Manual Removal: Regularly clean algae buildup from tank glass, decorations, and substrate using an algae scraper or sponge. This helps prevent further growth and maintain a clean, aesthetically pleasing tank.
It’s important to strike a balance in managing algae growth. A small amount of algae can provide a natural food source and mimic the fish’s natural environment, but excessive growth can disrupt water quality and hinder the overall aesthetics of your tank.
Dealing with fish death
Experiencing fish death can be distressing, but it’s important to address the issue promptly and take appropriate action. Here’s what to do in the event of fish death:
Remove the Dead Fish: Safely remove the dead fish from the tank using a net. Avoid touching the fish with your bare hands to prevent any potential bacteria transfer.
Assess the Tank Environment: Assess the tank’s water quality, including ammonia, nitrite, nitrate, and pH levels. It’s important to identify any potential issues that may have contributed to the fish’s death, such as poor water quality or disease outbreaks.
Observe Remaining Fish: Monitor the behavior and health of the remaining fish. Detecting any signs of illness or stress early on allows you to take corrective action and prevent further harm.
Consult a Professional: If multiple fish deaths occur or if you’re unsure of the underlying cause, consult a veterinarian or fish store professional experienced in fish health. They can help identify any potential issues and guide you in taking appropriate measures to prevent further fish deaths.
Address Water Quality Issues: If poor water quality is identified as a contributing factor, take immediate action to address the issue. This may involve adjusting filtration, performing water changes, or enhancing water testing and maintenance routines.

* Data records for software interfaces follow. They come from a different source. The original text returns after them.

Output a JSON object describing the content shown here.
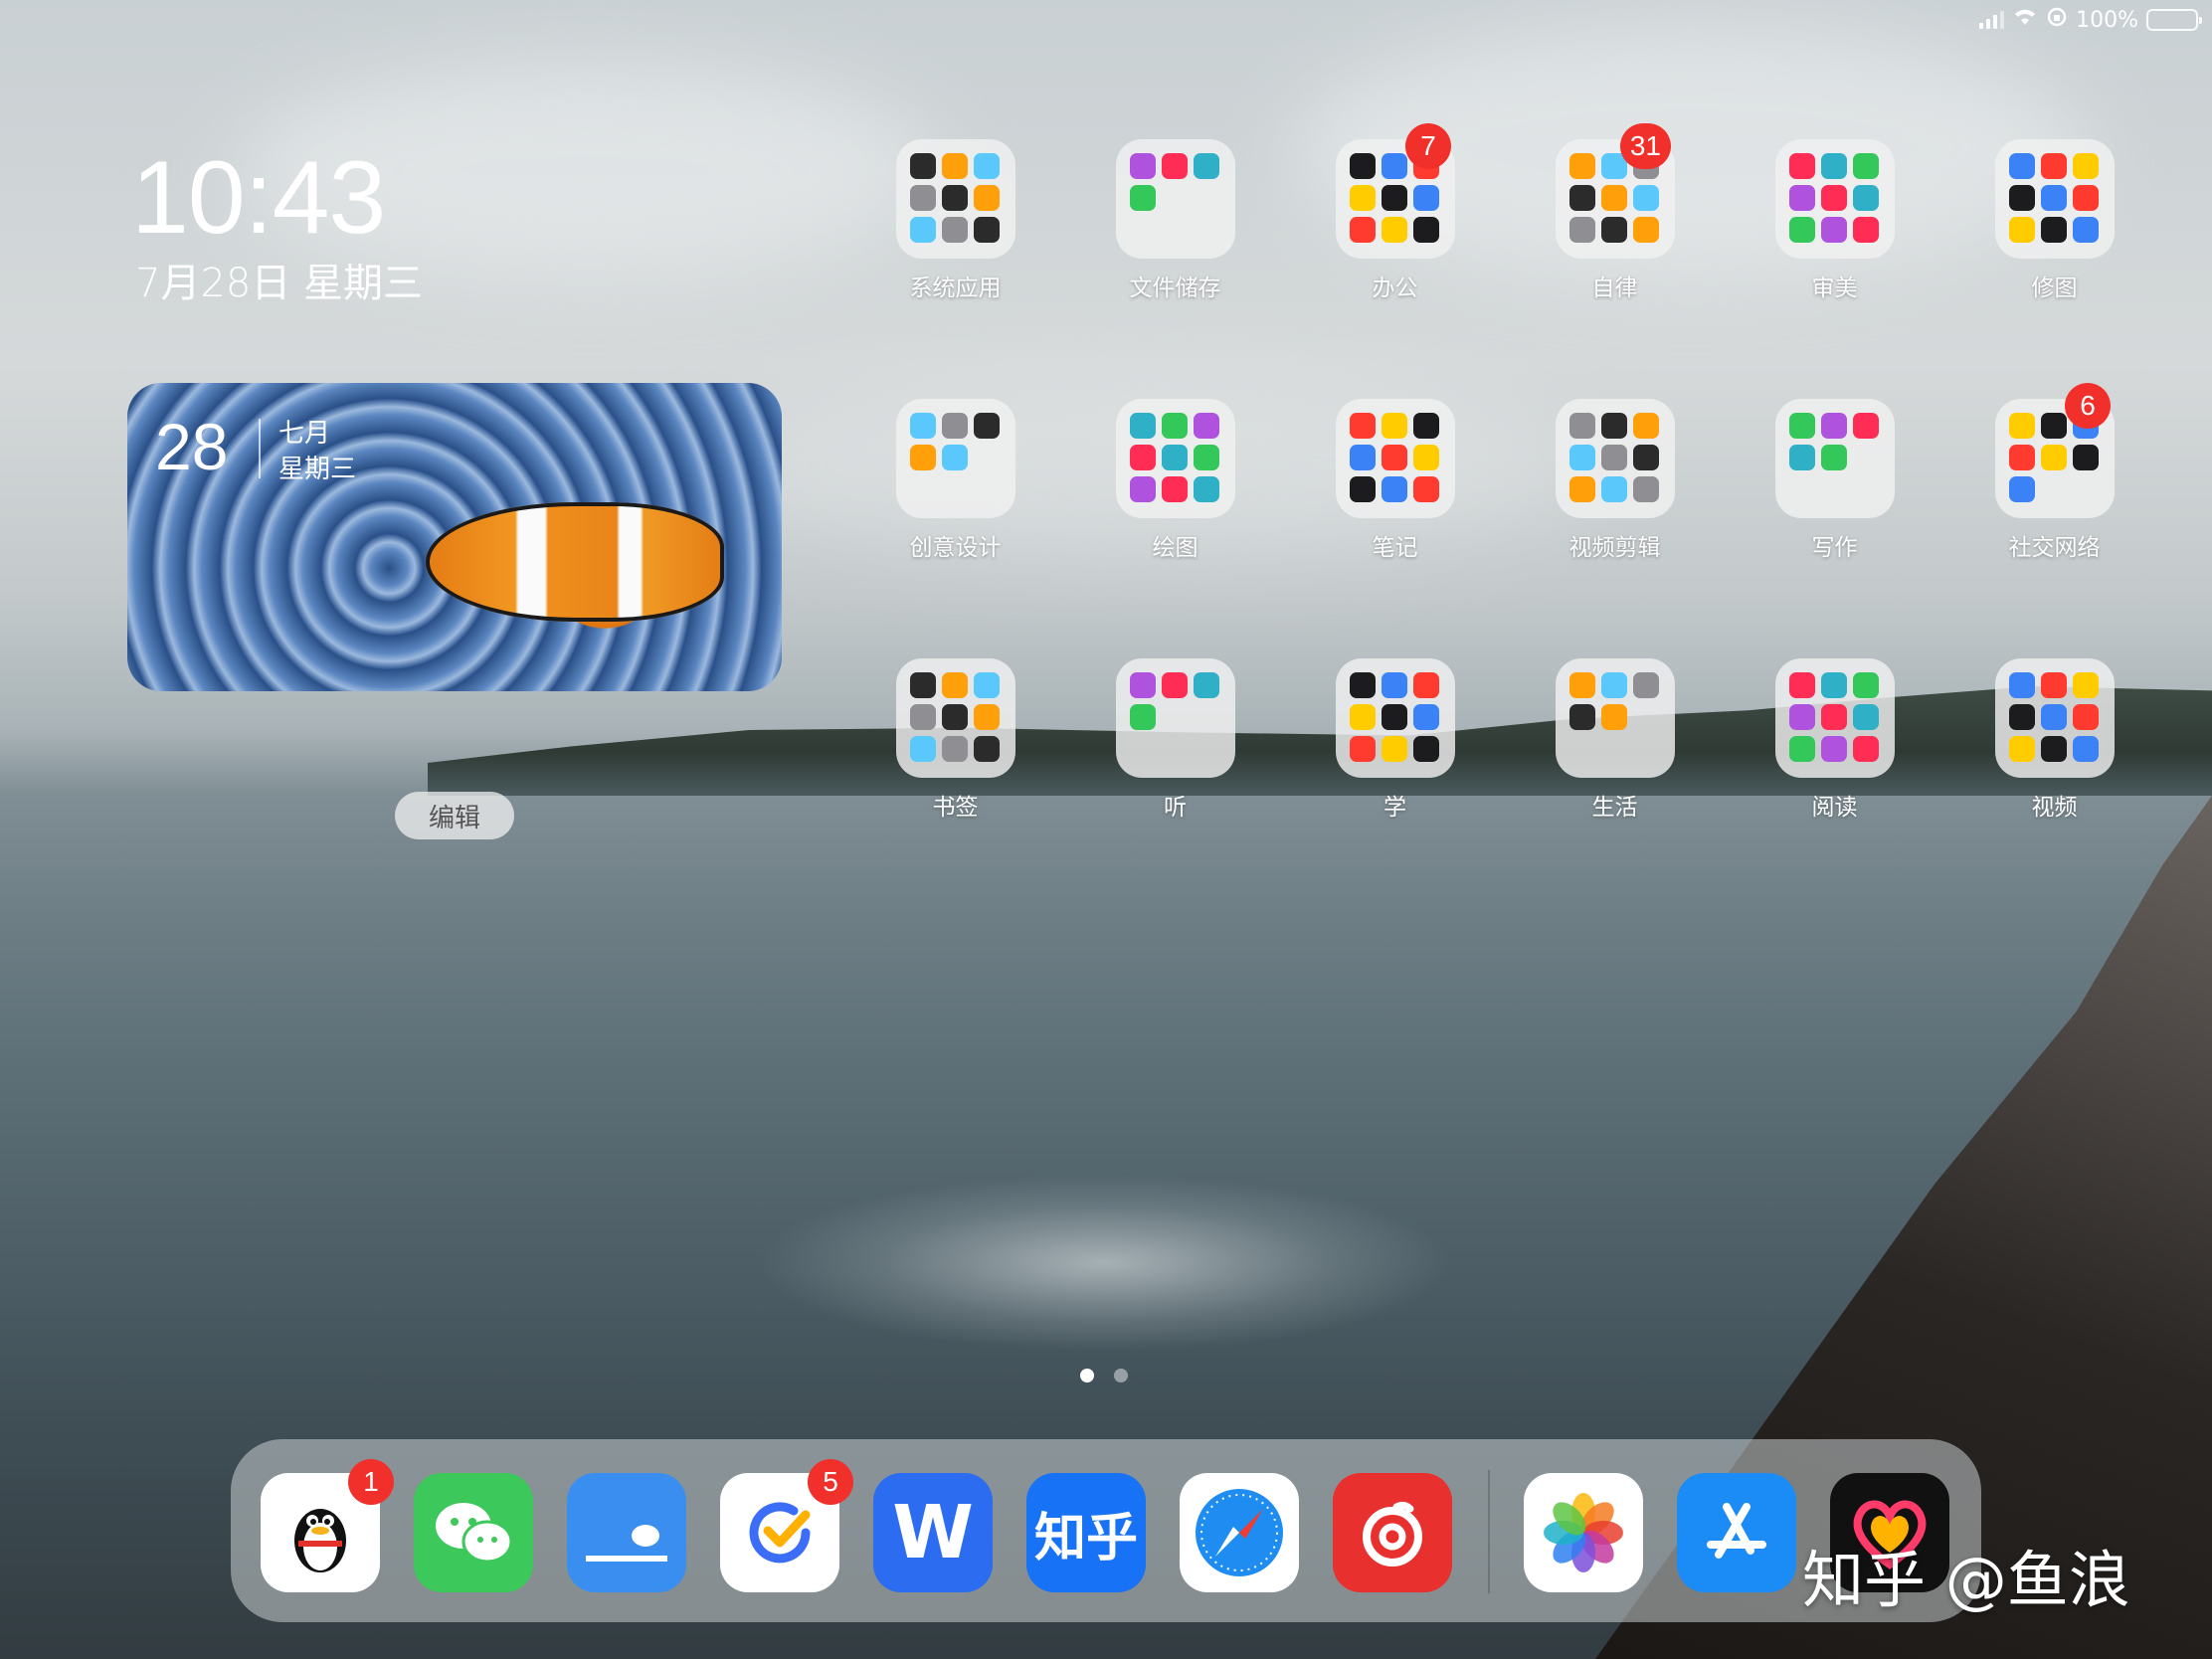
{
  "status_bar": {
    "battery_text": "100%",
    "battery_level": 1.0
  },
  "lock_clock": {
    "time": "10:43",
    "date": "7月28日 星期三"
  },
  "widget": {
    "day": "28",
    "month": "七月",
    "weekday": "星期三"
  },
  "edit_button": {
    "label": "编辑"
  },
  "folders": [
    {
      "label": "系统应用",
      "badge": ""
    },
    {
      "label": "文件储存",
      "badge": ""
    },
    {
      "label": "办公",
      "badge": "7"
    },
    {
      "label": "自律",
      "badge": "31"
    },
    {
      "label": "审美",
      "badge": ""
    },
    {
      "label": "修图",
      "badge": ""
    },
    {
      "label": "创意设计",
      "badge": ""
    },
    {
      "label": "绘图",
      "badge": ""
    },
    {
      "label": "笔记",
      "badge": ""
    },
    {
      "label": "视频剪辑",
      "badge": ""
    },
    {
      "label": "写作",
      "badge": ""
    },
    {
      "label": "社交网络",
      "badge": "6"
    },
    {
      "label": "书签",
      "badge": ""
    },
    {
      "label": "听",
      "badge": ""
    },
    {
      "label": "学",
      "badge": ""
    },
    {
      "label": "生活",
      "badge": ""
    },
    {
      "label": "阅读",
      "badge": ""
    },
    {
      "label": "视频",
      "badge": ""
    }
  ],
  "pages": {
    "count": 2,
    "current": 1
  },
  "dock": [
    {
      "name": "qq-icon",
      "text": "",
      "badge": "1",
      "color": "#ffffff"
    },
    {
      "name": "wechat-icon",
      "text": "",
      "badge": "",
      "color": "#3cc85a"
    },
    {
      "name": "chat-book-icon",
      "text": "",
      "badge": "",
      "color": "#3a8ef0"
    },
    {
      "name": "ticktick-icon",
      "text": "",
      "badge": "5",
      "color": "#ffffff"
    },
    {
      "name": "word-w-icon",
      "text": "W",
      "badge": "",
      "color": "#2c6cf0"
    },
    {
      "name": "zhihu-icon",
      "text": "知乎",
      "badge": "",
      "color": "#1772f6"
    },
    {
      "name": "safari-icon",
      "text": "",
      "badge": "",
      "color": "#ffffff"
    },
    {
      "name": "netease-music-icon",
      "text": "",
      "badge": "",
      "color": "#e8302e"
    },
    {
      "name": "photos-icon",
      "text": "",
      "badge": "",
      "color": "#ffffff"
    },
    {
      "name": "app-store-icon",
      "text": "",
      "badge": "",
      "color": "#1b8cf5"
    },
    {
      "name": "heart-app-icon",
      "text": "",
      "badge": "",
      "color": "#111111"
    }
  ],
  "watermark": "知乎 @鱼浪"
}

Dealing with fish death can be a learning experience that helps identify and rectify any issues in your tank. Monitoring water quality, performing regular maintenance, and providing appropriate care are crucial in preventing future fish deaths.
Setting Up Your Fish Tank the Right Way
Setting up your fish tank the right way is crucial for the health and well-being of your fish. By understanding the basics of fishkeeping, choosing the right tank, considering the type of fish, setting up your tank equipment, cycling your tank, adding your fish properly, maintaining water quality, feeding your fish correctly, understanding fish behavior, and managing potential tank problems, you can create a thriving habitat for your aquatic companions. Remember to do thorough research on the specific needs of your chosen fish species, seek guidance from professionals when needed, and provide a safe and comfortable environment for your fish to flourish. Enjoy the wonderful journey of fishkeeping and the joy that these beautiful creatures bring to your life!